▶ PROBLEM DESCRIPTION
Tell how many lines in these records contain the string "true", with only the number as the reply.

[Opening RECORDS FOR THE EXERCISE section]

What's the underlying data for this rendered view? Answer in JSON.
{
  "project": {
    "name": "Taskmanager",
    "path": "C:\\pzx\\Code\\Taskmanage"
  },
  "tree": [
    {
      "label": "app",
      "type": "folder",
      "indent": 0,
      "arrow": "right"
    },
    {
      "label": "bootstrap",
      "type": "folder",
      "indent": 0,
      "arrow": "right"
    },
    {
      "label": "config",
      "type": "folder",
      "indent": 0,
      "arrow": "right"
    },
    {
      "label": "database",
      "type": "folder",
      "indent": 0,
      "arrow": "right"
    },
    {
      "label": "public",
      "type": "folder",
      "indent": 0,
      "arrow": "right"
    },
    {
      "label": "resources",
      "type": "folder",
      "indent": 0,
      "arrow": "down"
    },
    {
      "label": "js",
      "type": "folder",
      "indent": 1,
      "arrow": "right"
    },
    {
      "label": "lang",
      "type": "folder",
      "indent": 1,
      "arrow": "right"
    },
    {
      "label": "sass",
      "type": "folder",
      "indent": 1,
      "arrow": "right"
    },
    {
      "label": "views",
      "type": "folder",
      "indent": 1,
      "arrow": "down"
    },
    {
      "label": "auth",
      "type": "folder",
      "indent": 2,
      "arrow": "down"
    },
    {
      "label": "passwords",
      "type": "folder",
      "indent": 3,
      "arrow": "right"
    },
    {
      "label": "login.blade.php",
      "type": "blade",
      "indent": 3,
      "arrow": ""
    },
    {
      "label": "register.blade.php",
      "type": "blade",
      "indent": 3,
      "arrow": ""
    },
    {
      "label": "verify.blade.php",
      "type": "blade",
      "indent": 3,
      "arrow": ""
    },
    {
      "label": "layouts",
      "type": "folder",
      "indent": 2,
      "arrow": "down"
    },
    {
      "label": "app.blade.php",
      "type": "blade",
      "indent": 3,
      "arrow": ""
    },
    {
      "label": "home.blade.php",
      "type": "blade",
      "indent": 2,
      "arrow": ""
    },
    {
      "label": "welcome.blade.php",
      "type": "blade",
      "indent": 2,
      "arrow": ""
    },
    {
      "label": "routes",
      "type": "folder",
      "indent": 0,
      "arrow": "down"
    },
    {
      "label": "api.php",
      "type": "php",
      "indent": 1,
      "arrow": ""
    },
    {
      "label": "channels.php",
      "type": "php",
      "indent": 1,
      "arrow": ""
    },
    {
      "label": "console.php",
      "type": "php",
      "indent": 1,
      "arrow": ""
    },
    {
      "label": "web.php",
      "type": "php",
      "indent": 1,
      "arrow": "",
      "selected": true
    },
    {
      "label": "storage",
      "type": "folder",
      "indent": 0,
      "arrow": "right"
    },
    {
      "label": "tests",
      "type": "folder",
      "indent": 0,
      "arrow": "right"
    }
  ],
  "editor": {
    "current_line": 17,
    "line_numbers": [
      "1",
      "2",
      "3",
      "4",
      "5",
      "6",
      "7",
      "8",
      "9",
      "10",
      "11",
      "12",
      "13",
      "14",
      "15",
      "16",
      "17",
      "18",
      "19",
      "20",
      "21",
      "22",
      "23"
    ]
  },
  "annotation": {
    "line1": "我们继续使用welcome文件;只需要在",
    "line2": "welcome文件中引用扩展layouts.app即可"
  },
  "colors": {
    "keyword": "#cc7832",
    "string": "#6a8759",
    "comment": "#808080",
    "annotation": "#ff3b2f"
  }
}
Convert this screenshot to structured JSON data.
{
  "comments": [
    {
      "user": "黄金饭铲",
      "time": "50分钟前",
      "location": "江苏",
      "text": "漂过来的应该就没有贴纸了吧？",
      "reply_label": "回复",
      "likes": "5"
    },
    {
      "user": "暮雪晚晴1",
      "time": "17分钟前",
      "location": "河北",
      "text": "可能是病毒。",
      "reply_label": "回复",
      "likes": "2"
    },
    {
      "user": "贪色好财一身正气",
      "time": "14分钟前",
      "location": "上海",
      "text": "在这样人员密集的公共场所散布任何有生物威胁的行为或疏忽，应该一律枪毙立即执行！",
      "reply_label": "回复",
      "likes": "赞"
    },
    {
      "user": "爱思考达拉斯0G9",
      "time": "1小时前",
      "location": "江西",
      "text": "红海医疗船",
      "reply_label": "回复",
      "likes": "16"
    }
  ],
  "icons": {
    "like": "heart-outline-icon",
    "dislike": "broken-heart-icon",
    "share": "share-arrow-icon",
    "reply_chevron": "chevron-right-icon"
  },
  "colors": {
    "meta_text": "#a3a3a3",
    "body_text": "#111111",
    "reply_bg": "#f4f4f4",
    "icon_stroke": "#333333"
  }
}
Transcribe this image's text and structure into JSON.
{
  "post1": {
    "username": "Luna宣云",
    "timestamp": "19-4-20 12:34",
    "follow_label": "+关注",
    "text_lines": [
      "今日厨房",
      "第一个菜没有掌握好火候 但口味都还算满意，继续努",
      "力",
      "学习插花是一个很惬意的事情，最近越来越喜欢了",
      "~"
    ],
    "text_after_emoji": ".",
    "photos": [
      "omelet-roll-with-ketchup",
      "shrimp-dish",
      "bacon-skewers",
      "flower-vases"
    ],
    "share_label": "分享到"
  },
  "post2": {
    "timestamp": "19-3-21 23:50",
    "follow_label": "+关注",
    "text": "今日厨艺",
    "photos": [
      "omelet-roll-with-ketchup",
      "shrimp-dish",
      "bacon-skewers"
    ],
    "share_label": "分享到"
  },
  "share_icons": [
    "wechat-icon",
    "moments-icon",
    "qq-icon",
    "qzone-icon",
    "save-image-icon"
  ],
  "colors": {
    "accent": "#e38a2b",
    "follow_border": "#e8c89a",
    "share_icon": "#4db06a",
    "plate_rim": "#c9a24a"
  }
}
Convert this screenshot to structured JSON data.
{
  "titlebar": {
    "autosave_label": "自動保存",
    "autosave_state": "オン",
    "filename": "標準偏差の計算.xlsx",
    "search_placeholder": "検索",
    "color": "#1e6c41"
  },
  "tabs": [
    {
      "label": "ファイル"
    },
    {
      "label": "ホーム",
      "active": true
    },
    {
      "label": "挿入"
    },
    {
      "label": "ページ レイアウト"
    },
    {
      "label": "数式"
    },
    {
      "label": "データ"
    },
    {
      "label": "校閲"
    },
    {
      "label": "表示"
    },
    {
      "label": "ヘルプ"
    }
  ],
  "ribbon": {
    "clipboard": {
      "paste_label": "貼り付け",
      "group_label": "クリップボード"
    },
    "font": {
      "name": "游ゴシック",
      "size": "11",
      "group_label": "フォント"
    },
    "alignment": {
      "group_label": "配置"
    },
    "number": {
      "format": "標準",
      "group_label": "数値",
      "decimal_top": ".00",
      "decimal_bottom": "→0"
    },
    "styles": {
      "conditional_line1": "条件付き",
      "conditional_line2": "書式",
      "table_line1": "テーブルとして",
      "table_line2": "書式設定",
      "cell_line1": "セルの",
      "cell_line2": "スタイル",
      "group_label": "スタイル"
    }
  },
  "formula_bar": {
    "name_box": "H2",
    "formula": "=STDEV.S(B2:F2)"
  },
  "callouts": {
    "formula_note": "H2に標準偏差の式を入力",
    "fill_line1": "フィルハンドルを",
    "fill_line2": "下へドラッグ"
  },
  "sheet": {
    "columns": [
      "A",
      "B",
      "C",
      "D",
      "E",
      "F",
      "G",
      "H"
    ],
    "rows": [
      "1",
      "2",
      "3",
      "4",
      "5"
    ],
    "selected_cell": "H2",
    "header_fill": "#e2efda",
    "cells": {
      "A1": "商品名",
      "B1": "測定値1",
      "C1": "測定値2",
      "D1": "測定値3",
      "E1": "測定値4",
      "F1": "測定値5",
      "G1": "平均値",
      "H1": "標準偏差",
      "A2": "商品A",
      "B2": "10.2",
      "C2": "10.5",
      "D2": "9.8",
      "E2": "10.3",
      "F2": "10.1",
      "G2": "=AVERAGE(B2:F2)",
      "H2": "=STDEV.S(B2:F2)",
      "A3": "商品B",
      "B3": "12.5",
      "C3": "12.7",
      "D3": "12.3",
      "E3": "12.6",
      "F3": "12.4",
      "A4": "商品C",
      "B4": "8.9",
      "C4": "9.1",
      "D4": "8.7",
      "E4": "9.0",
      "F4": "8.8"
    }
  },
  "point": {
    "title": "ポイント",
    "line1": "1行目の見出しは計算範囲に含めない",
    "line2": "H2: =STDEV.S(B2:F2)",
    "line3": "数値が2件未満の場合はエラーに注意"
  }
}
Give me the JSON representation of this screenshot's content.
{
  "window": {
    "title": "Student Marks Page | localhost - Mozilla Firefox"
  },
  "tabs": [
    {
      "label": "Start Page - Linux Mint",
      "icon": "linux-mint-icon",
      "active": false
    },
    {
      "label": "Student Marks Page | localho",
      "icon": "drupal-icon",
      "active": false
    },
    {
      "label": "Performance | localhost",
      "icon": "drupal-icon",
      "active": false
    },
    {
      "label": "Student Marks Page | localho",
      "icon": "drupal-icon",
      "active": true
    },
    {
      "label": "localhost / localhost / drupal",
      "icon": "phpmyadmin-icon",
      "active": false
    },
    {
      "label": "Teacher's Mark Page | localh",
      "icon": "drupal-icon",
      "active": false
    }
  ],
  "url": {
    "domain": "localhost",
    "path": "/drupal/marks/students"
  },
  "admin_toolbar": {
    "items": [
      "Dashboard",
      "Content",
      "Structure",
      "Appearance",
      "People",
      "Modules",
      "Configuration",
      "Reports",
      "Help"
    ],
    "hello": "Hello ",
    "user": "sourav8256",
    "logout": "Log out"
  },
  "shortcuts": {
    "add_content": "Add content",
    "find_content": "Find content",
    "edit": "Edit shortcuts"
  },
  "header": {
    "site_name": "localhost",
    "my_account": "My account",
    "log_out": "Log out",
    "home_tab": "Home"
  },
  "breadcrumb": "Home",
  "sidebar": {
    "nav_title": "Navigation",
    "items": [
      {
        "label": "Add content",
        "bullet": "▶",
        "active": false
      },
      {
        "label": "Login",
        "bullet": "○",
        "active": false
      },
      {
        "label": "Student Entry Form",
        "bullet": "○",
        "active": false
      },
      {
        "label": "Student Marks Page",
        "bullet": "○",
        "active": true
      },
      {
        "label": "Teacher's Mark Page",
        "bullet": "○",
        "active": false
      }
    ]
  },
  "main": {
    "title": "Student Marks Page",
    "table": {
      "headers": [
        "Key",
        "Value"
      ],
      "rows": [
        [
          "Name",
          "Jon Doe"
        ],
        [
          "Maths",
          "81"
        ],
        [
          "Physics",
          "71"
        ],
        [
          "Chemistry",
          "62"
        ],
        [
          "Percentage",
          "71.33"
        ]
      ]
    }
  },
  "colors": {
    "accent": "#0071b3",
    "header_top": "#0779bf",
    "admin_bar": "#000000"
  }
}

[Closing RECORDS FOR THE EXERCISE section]

▶ RESPONSE TO THIS TASK
4